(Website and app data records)
* * * *

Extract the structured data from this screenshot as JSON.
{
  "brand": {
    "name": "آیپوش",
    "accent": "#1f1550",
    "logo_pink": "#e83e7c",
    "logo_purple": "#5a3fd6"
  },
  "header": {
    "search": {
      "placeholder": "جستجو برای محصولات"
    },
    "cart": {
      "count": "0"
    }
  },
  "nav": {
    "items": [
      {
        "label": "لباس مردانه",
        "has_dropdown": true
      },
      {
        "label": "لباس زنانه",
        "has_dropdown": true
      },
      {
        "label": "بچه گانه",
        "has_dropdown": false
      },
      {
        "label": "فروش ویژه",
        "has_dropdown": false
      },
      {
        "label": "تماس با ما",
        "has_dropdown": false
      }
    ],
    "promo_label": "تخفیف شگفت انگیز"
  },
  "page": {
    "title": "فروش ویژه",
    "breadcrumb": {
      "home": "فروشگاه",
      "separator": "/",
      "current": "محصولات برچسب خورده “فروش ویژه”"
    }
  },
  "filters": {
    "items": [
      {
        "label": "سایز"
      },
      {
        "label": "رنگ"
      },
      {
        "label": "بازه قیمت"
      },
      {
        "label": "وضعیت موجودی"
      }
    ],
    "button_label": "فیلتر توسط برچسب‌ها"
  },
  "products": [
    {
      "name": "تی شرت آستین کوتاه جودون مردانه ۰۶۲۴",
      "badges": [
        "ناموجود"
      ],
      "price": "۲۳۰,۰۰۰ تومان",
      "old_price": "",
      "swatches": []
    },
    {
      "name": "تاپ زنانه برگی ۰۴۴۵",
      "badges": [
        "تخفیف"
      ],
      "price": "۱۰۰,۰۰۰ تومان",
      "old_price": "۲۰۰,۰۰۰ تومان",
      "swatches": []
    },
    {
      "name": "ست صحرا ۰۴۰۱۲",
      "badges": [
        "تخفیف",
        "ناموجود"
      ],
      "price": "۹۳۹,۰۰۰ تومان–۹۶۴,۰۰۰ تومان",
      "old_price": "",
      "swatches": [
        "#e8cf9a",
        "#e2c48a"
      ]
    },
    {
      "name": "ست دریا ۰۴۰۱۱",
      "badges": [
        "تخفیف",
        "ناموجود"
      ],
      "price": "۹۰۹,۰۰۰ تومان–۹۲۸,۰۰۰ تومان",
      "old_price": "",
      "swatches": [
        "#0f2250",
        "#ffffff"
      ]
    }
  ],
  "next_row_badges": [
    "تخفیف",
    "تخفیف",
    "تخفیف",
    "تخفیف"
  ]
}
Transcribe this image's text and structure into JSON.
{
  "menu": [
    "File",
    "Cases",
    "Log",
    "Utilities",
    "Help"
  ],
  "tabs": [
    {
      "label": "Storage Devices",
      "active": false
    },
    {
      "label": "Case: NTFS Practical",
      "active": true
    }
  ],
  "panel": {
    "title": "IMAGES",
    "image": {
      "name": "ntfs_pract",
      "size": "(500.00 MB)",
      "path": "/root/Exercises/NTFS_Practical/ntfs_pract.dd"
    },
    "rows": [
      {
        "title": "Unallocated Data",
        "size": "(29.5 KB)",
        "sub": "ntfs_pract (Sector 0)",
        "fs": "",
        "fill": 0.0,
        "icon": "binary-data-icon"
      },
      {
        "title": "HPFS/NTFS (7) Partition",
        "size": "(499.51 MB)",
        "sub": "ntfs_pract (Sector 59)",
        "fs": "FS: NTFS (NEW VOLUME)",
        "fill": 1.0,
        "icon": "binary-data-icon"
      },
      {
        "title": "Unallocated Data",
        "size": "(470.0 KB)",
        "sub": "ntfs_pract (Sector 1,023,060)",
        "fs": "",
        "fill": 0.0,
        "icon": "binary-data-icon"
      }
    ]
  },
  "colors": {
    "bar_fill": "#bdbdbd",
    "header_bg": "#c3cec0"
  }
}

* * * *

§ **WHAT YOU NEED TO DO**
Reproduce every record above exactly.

§ **SOLUTION FOR THIS PROBLEM**
Extract the structured data from this screenshot as JSON.
{
  "brand": {
    "name": "آیپوش",
    "accent": "#1f1550",
    "logo_pink": "#e83e7c",
    "logo_purple": "#5a3fd6"
  },
  "header": {
    "search": {
      "placeholder": "جستجو برای محصولات"
    },
    "cart": {
      "count": "0"
    }
  },
  "nav": {
    "items": [
      {
        "label": "لباس مردانه",
        "has_dropdown": true
      },
      {
        "label": "لباس زنانه",
        "has_dropdown": true
      },
      {
        "label": "بچه گانه",
        "has_dropdown": false
      },
      {
        "label": "فروش ویژه",
        "has_dropdown": false
      },
      {
        "label": "تماس با ما",
        "has_dropdown": false
      }
    ],
    "promo_label": "تخفیف شگفت انگیز"
  },
  "page": {
    "title": "فروش ویژه",
    "breadcrumb": {
      "home": "فروشگاه",
      "separator": "/",
      "current": "محصولات برچسب خورده “فروش ویژه”"
    }
  },
  "filters": {
    "items": [
      {
        "label": "سایز"
      },
      {
        "label": "رنگ"
      },
      {
        "label": "بازه قیمت"
      },
      {
        "label": "وضعیت موجودی"
      }
    ],
    "button_label": "فیلتر توسط برچسب‌ها"
  },
  "products": [
    {
      "name": "تی شرت آستین کوتاه جودون مردانه ۰۶۲۴",
      "badges": [
        "ناموجود"
      ],
      "price": "۲۳۰,۰۰۰ تومان",
      "old_price": "",
      "swatches": []
    },
    {
      "name": "تاپ زنانه برگی ۰۴۴۵",
      "badges": [
        "تخفیف"
      ],
      "price": "۱۰۰,۰۰۰ تومان",
      "old_price": "۲۰۰,۰۰۰ تومان",
      "swatches": []
    },
    {
      "name": "ست صحرا ۰۴۰۱۲",
      "badges": [
        "تخفیف",
        "ناموجود"
      ],
      "price": "۹۳۹,۰۰۰ تومان–۹۶۴,۰۰۰ تومان",
      "old_price": "",
      "swatches": [
        "#e8cf9a",
        "#e2c48a"
      ]
    },
    {
      "name": "ست دریا ۰۴۰۱۱",
      "badges": [
        "تخفیف",
        "ناموجود"
      ],
      "price": "۹۰۹,۰۰۰ تومان–۹۲۸,۰۰۰ تومان",
      "old_price": "",
      "swatches": [
        "#0f2250",
        "#ffffff"
      ]
    }
  ],
  "next_row_badges": [
    "تخفیف",
    "تخفیف",
    "تخفیف",
    "تخفیف"
  ]
}
Transcribe this image's text and structure into JSON.
{
  "menu": [
    "File",
    "Cases",
    "Log",
    "Utilities",
    "Help"
  ],
  "tabs": [
    {
      "label": "Storage Devices",
      "active": false
    },
    {
      "label": "Case: NTFS Practical",
      "active": true
    }
  ],
  "panel": {
    "title": "IMAGES",
    "image": {
      "name": "ntfs_pract",
      "size": "(500.00 MB)",
      "path": "/root/Exercises/NTFS_Practical/ntfs_pract.dd"
    },
    "rows": [
      {
        "title": "Unallocated Data",
        "size": "(29.5 KB)",
        "sub": "ntfs_pract (Sector 0)",
        "fs": "",
        "fill": 0.0,
        "icon": "binary-data-icon"
      },
      {
        "title": "HPFS/NTFS (7) Partition",
        "size": "(499.51 MB)",
        "sub": "ntfs_pract (Sector 59)",
        "fs": "FS: NTFS (NEW VOLUME)",
        "fill": 1.0,
        "icon": "binary-data-icon"
      },
      {
        "title": "Unallocated Data",
        "size": "(470.0 KB)",
        "sub": "ntfs_pract (Sector 1,023,060)",
        "fs": "",
        "fill": 0.0,
        "icon": "binary-data-icon"
      }
    ]
  },
  "colors": {
    "bar_fill": "#bdbdbd",
    "header_bg": "#c3cec0"
  }
}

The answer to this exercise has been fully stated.